Do Christians have a civil or political interest in Jerusalem? Surely but we are just as sure to disagree about what that is. Some of us think that, for historical, geo-political reasons, that Jerusalem should be recognized as the capital of modern the state of Israel. Others disagree. That is all well and good but Christians should not be speaking about the earthly city of Jerusalem as if it were heaven nor of the essence of the faith nor as if it is the place where Christ intends to rebuild the temple and re-institute the sacrifices. That is nigh unto blasphemy.
There is much consternation and joy about the announcement that the United States intends to recognize Jerusalem as the capital of Israel. Some evangelicals and fundamentalists, perhaps inspired by a Dispensational understanding of redemptive history and their pre-millennial hermeneutic, are overjoyed with the move. They see this as the U. S. aligning itself with God’s plan in history, which they identify with national Israel and ethnic Jews, and perhaps a step toward the future re-institution of the sacrificial system. Some to the left of center theologically are dismayed by this move which they see as unduly provocative, Zionist, and tending toward the marginalization of the Palestinian cause, which they tend to see through the lens of their anti-colonial reading of history. Still others, e.g., those aligned with the Greek and Middle Eastern Orthodox traditions see this as a rejection of what they regard as their historic claim to Israel. Of course, Muslims of various sects are outraged at this move, which they regard as a betrayal of the “peace process” and an assault on their claim to Israel.
In response I address those Christians who are overjoyed and those who are dismayed. Both the Dispensational-inspired joy and the historically-informed despair are misplaced. However different the two views may seem outwardly, they both share an undue affection for an earthly city, however historically and religiously important that city has been. Note the verb tense. For Christians the earthly city of Jerusalem has no religious significance. Scripture is fairly straightforward about this. Writing to Jewish Christians, who were tempted to go back to the Old Covenant, back to a temporary, typological system that had fulfilled its purpose, the pastor reminded them of a fundamental Christian truth: “For there we have no abiding city, but we seek the city that is to come” (Heb 13:14). He was calling upon a truth that he had already established in chapter 11. Verse 1 says,”Now faith is the reality of what is hoped for, the proof of what is not seen” (HCSB). This is the interpretation for which my dear friend Steve Baugh has been arguing since 2006. See S. M. Baugh, “The Cloud of Witnesses,” Westminster Theological Journal (2006): 113–32. The Geneva Bible (c. 1559) had a similar interpretation. Faith apprehended future realities and it itself proof or evidence of that reality. The pastor to the Hebrews added,

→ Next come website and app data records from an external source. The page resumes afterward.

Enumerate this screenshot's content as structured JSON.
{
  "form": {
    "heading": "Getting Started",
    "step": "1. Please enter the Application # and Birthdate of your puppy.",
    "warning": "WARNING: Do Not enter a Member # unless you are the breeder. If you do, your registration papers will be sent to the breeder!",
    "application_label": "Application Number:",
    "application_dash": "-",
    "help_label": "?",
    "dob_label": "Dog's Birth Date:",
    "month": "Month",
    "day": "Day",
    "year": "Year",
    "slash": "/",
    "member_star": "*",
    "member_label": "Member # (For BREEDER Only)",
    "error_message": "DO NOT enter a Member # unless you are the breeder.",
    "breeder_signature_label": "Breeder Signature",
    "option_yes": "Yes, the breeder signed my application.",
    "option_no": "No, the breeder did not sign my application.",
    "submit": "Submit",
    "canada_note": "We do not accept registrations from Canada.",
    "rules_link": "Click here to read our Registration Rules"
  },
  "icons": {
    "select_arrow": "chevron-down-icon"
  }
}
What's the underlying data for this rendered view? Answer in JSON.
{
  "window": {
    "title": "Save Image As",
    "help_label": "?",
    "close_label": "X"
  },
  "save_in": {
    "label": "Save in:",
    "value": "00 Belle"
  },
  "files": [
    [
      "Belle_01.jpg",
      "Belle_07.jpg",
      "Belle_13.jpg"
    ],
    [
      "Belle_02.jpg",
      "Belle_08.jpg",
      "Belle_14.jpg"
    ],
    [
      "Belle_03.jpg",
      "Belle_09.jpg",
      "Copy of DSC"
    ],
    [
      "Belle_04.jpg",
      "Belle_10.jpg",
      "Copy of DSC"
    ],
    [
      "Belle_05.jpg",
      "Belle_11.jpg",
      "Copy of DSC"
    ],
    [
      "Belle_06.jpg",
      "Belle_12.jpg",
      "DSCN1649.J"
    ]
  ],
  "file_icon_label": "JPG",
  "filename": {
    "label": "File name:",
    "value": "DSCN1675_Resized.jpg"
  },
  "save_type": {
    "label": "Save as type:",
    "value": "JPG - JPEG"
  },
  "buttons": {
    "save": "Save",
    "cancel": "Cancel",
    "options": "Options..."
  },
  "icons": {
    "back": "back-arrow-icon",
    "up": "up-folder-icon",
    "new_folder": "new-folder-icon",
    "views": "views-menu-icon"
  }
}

By faith Abraham, when he was called, obeyed and went out to a place he was going to receive as an inheritance. He went out, not knowing where he was going. By faith he stayed as a foreigner in the land of promise, living in tents with Isaac and Jacob, coheirs of the same promise. For he was looking forward to the city that has foundations, whose architect and builder is God (Heb 11:8–10; HCSB).
Abraham’s hope was not for an earthly city, i.e., for the earthly Jerusalem. Had that been his hope he would have acted differently than he did. In case this point is not quite clear to his readers, who were tempted to put their affections on an earthly city, the pastor added:
Now those who say such things make it clear that they are seeking a homeland. If they were thinking about where they came from, they would have had an opportunity to return. But they now desire a better place—a heavenly one. Therefore God is not ashamed to be called their God, for He has prepared a city for them (Heb 11:14–16; HCSB).
Again, the behavior of believers under the period of types and shadows is proof of where they had placed their hope, where their city was, where there interest was. It was not in an earthly Jerusalem. It was in the heavenly Jerusalem.
One imagines that there are those, particularly those who have been influenced by Dispensationalism, who are tempted to react to this way of thinking by complaining about “spiritualizing.” I respond by noting that this is not a figurative interpretation of Hebrews. This is the literal, grammatical, historical interpretation of Hebrews. Is Hebrews treating Jerusalem as a figure? Perhaps but even that is not entirely clear. Heaven is a real place. It is neither a figure nor a metaphor. It is a reality. For Hebrews it is the most real or most ultimate reality.
We may confirm this way of thinking and speaking about an earthly Jerusalem, which was a temporary type of the heavenly city, by looking at the way Paul speaks about Jerusalem and our citizenship. Writing to Christians in Philippi, a city populated, in part, with retired Roman civil servants, Paul reminds them that however impressive the Roman empire was, for Christians, the most fundamental, the only eternal city is the heavenly city. Thus he reminded them (against the Judaizers, who wanted to draw their eyes to Jerusalem and to the types and shadows) “but our citizenship is in heaven, from which we also eagerly wait for a Savior, the Lord Jesus Christ” (HCSB; Phil 3:20).